Editor Chris DeVito has compiled an impressive collection of “almost every known [John] Coltrane interview—as well as articles, reminisces, and liner notes that include quotes by Coltrane.” They are presented in chronological order and show the growth of Trane as an artist through his words.
And it certainly seems extremely thorough. The first piece in the book is a 1952 article from The Baltimore Afro-American by Rufus Wells entitled “The Afro Goes to a Be-Bop Concert” where the one quote from Trane in the piece is only “Yeah” in response to something trumpeter Johnny Birks said. Thankfully, Trane is more forthcoming in the rest of the book’s selections.

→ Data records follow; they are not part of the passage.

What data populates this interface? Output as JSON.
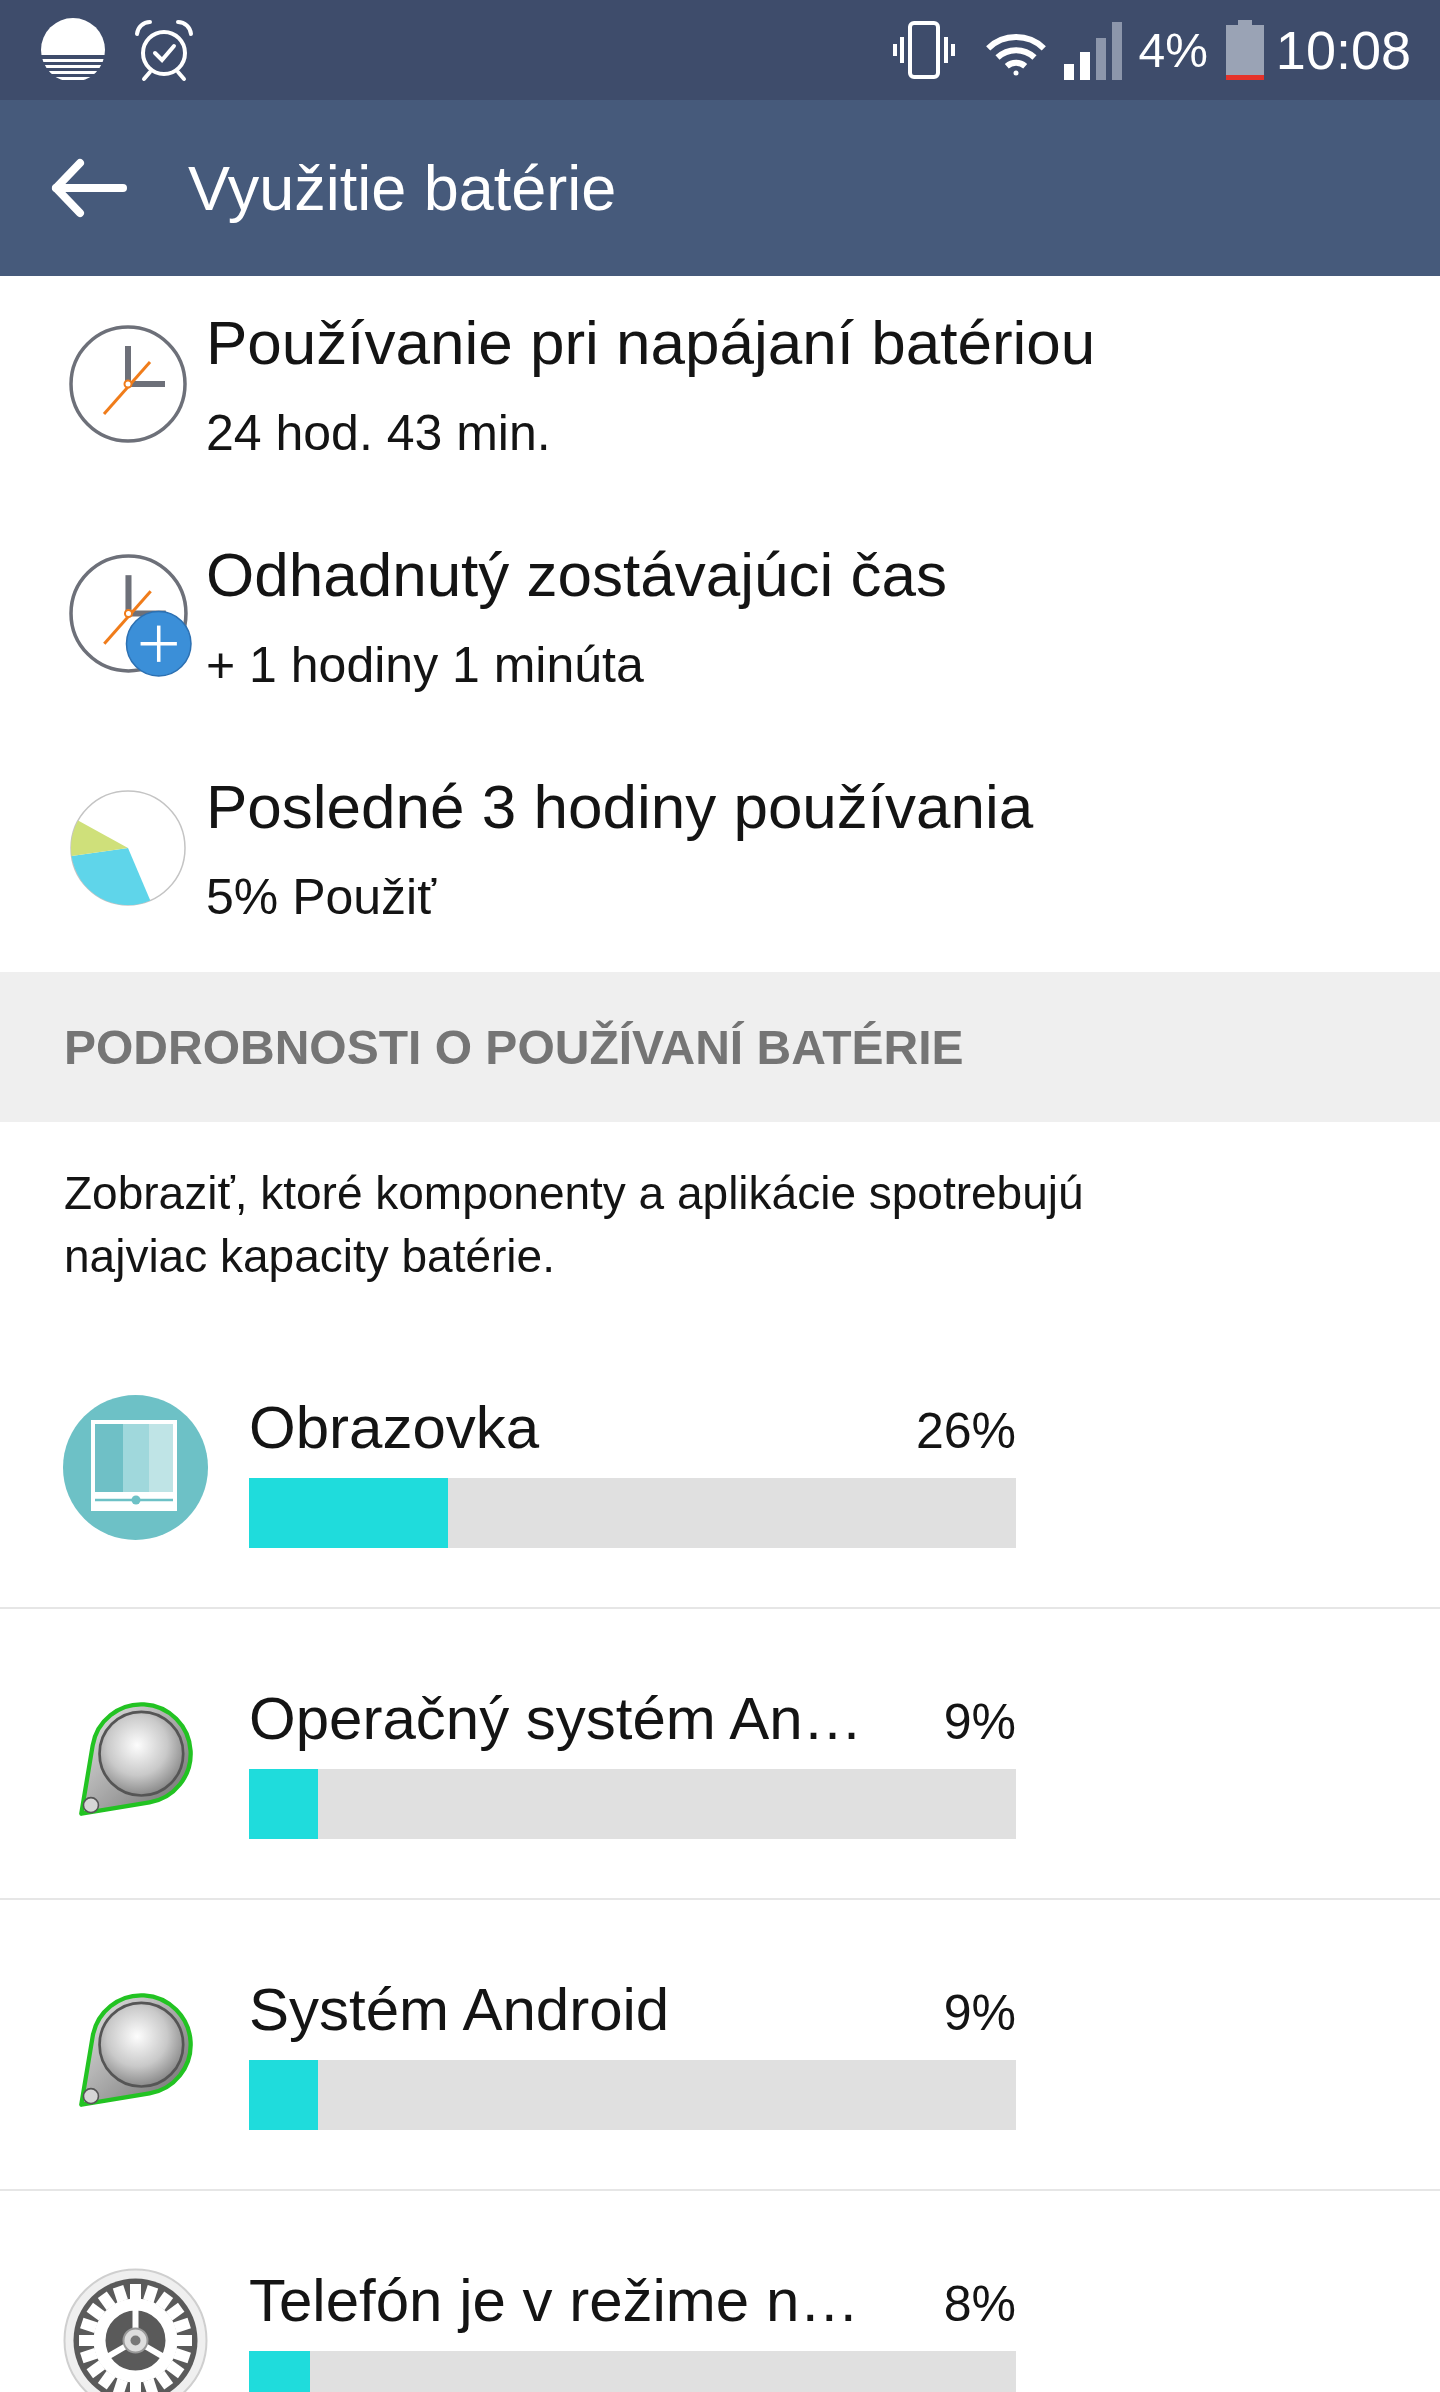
{
  "status_bar": {
    "battery": "4%",
    "time": "10:08"
  },
  "app_bar": {
    "title": "Využitie batérie"
  },
  "summary": [
    {
      "kind": "clock",
      "title": "Používanie pri napájaní batériou",
      "value": "24 hod. 43 min."
    },
    {
      "kind": "clock_plus",
      "title": "Odhadnutý zostávajúci čas",
      "value": "+ 1 hodiny 1 minúta"
    },
    {
      "kind": "pie",
      "title": "Posledné 3 hodiny používania",
      "value": "5% Použiť"
    }
  ],
  "details": {
    "heading": "PODROBNOSTI O POUŽÍVANÍ BATÉRIE",
    "description": "Zobraziť, ktoré komponenty a aplikácie spotrebujú najviac kapacity batérie."
  },
  "apps": [
    {
      "kind": "screen",
      "name": "Obrazovka",
      "percent": "26%",
      "level": 0.26
    },
    {
      "kind": "system",
      "name": "Operačný systém An…",
      "percent": "9%",
      "level": 0.09
    },
    {
      "kind": "system",
      "name": "Systém Android",
      "percent": "9%",
      "level": 0.09
    },
    {
      "kind": "settings",
      "name": "Telefón je v režime n…",
      "percent": "8%",
      "level": 0.08
    }
  ]
}
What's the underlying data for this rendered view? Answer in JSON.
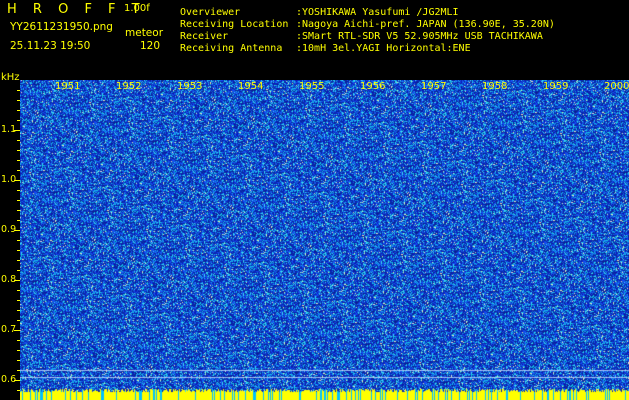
{
  "header": {
    "app_title": "H R O F F T",
    "version": "1.00f",
    "filename": "YY2611231950.png",
    "mode": "meteor",
    "datetime": "25.11.23 19:50",
    "count": "120",
    "labels": {
      "overviewer": "Overviewer",
      "location": "Receiving Location",
      "receiver": "Receiver",
      "antenna": "Receiving Antenna"
    },
    "values": {
      "overviewer": ":YOSHIKAWA Yasufumi /JG2MLI",
      "location": ":Nagoya Aichi-pref. JAPAN (136.90E, 35.20N)",
      "receiver": ":SMart RTL-SDR V5 52.905MHz USB TACHIKAWA",
      "antenna": ":10mH 3el.YAGI Horizontal:ENE"
    }
  },
  "axis": {
    "y_unit": "kHz",
    "y_ticks": [
      "1.1",
      "1.0",
      "0.9",
      "0.8",
      "0.7",
      "0.6"
    ],
    "x_ticks": [
      "1951",
      "1952",
      "1953",
      "1954",
      "1955",
      "1956",
      "1957",
      "1958",
      "1959",
      "2000"
    ]
  },
  "colors": {
    "background": "#000000",
    "text": "#ffff00",
    "white_text": "#ffffff",
    "waterfall_base": "#1a2fd0"
  }
}
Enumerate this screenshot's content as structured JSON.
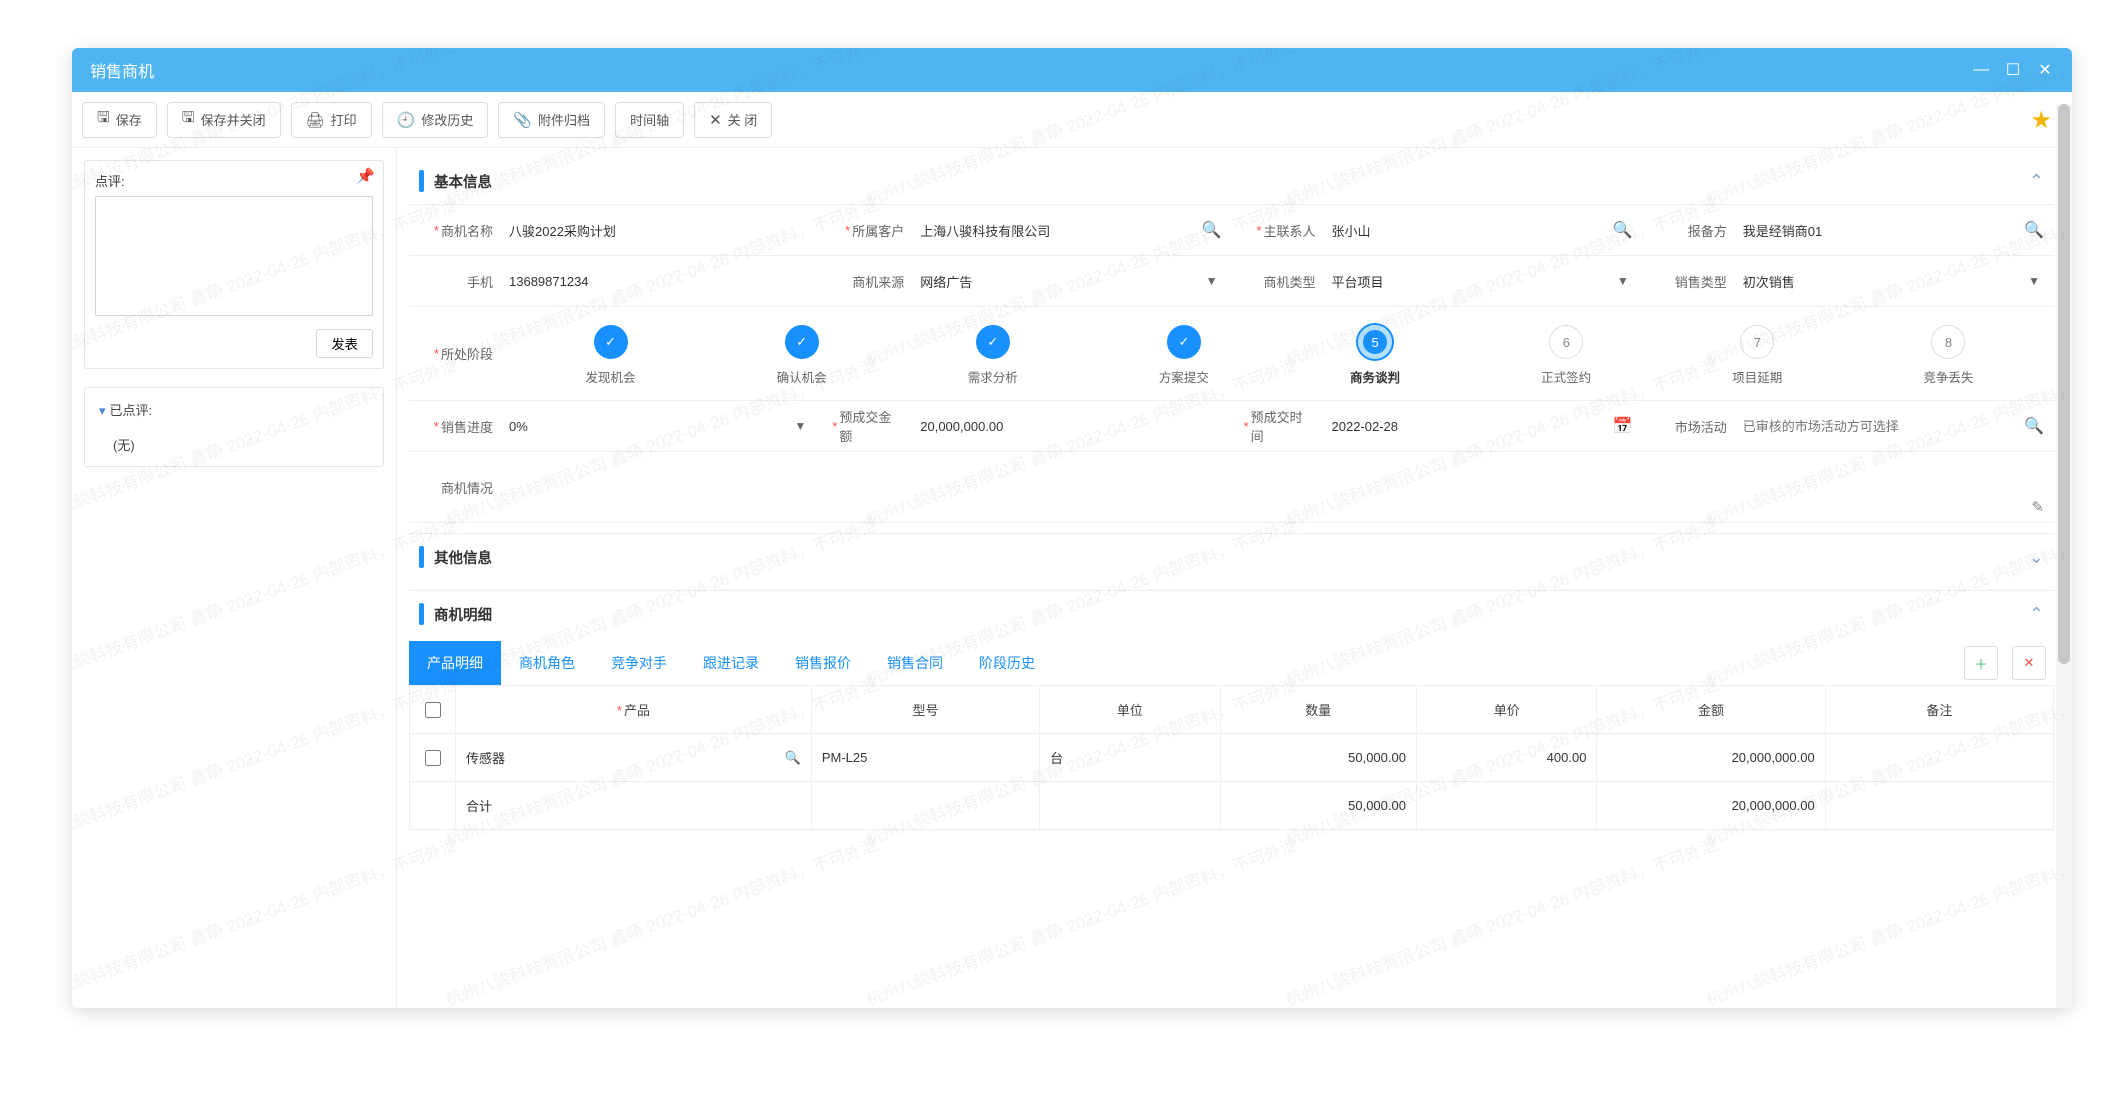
{
  "modal": {
    "title": "销售商机"
  },
  "toolbar": {
    "save": "保存",
    "save_close": "保存并关闭",
    "print": "打印",
    "history": "修改历史",
    "attachment": "附件归档",
    "timeline": "时间轴",
    "close": "关 闭"
  },
  "sidebar": {
    "comment_label": "点评:",
    "post": "发表",
    "reviewed_label": "已点评:",
    "none": "(无)"
  },
  "sections": {
    "basic": "基本信息",
    "other": "其他信息",
    "detail": "商机明细"
  },
  "fields": {
    "opp_name": {
      "label": "商机名称",
      "value": "八骏2022采购计划"
    },
    "customer": {
      "label": "所属客户",
      "value": "上海八骏科技有限公司"
    },
    "contact": {
      "label": "主联系人",
      "value": "张小山"
    },
    "filer": {
      "label": "报备方",
      "value": "我是经销商01"
    },
    "phone": {
      "label": "手机",
      "value": "13689871234"
    },
    "source": {
      "label": "商机来源",
      "value": "网络广告"
    },
    "type": {
      "label": "商机类型",
      "value": "平台项目"
    },
    "sale_type": {
      "label": "销售类型",
      "value": "初次销售"
    },
    "stage_label": "所处阶段",
    "progress": {
      "label": "销售进度",
      "value": "0%"
    },
    "est_amount": {
      "label": "预成交金额",
      "value": "20,000,000.00"
    },
    "est_date": {
      "label": "预成交时间",
      "value": "2022-02-28"
    },
    "campaign": {
      "label": "市场活动",
      "placeholder": "已审核的市场活动方可选择"
    },
    "situation": {
      "label": "商机情况"
    }
  },
  "stages": [
    {
      "label": "发现机会",
      "state": "done",
      "mark": "✓"
    },
    {
      "label": "确认机会",
      "state": "done",
      "mark": "✓"
    },
    {
      "label": "需求分析",
      "state": "done",
      "mark": "✓"
    },
    {
      "label": "方案提交",
      "state": "done",
      "mark": "✓"
    },
    {
      "label": "商务谈判",
      "state": "curr",
      "mark": "5"
    },
    {
      "label": "正式签约",
      "state": "todo",
      "mark": "6"
    },
    {
      "label": "项目延期",
      "state": "todo",
      "mark": "7"
    },
    {
      "label": "竞争丢失",
      "state": "todo",
      "mark": "8"
    }
  ],
  "detail_tabs": [
    "产品明细",
    "商机角色",
    "竞争对手",
    "跟进记录",
    "销售报价",
    "销售合同",
    "阶段历史"
  ],
  "table": {
    "headers": {
      "product": "产品",
      "model": "型号",
      "unit": "单位",
      "qty": "数量",
      "price": "单价",
      "amount": "金额",
      "note": "备注"
    },
    "row": {
      "product": "传感器",
      "model": "PM-L25",
      "unit": "台",
      "qty": "50,000.00",
      "price": "400.00",
      "amount": "20,000,000.00",
      "note": ""
    },
    "total": {
      "label": "合计",
      "qty": "50,000.00",
      "amount": "20,000,000.00"
    }
  },
  "watermark": "杭州八骏科技有限公司 鑫萌 2022-04-26 内部资料，不可外泄"
}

The interviews take place between 1955 and 1966 and feature interviewers from the U.S., Europe, and Japan. While some artists are only good at expressing themselves through their art, Trane comes off as a very thoughtful, contemplative person when talking about his work. He comes off most at ease in the book’s longest interview when talking with August Blume in 1955 who was clandestinely recording their after-dinner conversation until Trane notices the machine and understandably becomes self-conscious.
He is well versed in the work of musicians before his time and that of his contemporaries. The coolest article in the book is “Honest John: The Blindfold Test” from Down Beat in 1959 where Trane is blindfolded and played records. His accuracy in identifying what he is hearing on seven records is almost perfect. Trane doesn’t mind sharing the spotlight as friends/fellow musicians join him as interview subjects: Cannonball Adderly in the Michigan Chronicle and Eric Dolphy in Down Beat.
Trane is also interviewed for album liner notes. Jazz critic Nat Hentoff wrote the majority featured here: Giant Steps, “Live” at the Village Vanguard, Meditations, Live at the Village Vanguard Again!, and Kula Se Ma. Dom Cerulli authored the notes for Africa/Brass, Stanley Dance for Duke Ellington & John Coltrane, and on one of his most personal records, A Love Supreme, it’s no surprise the notes are written by Trane himself.
One of the last pieces to conclude the book is Herb O’Brien’s heartfelt remembrance “Trane’s Gone” after liver cancer ended his life at the much-too-early age of 40 on July 17, 1967. The two appendices are interviews taken after his death of people who knew him, childhood friend Franklin Brower and music teacher Isadore Granoff. They present their view of a younger Trane before these interviews and help create a fuller picture of the man’s entire life.
DeVito does a supreme job creating this one-stop interview archive for fans that comes close to serving as a biography. Coltrane on Coltrane is well worth owning for those curious about the man behind the music.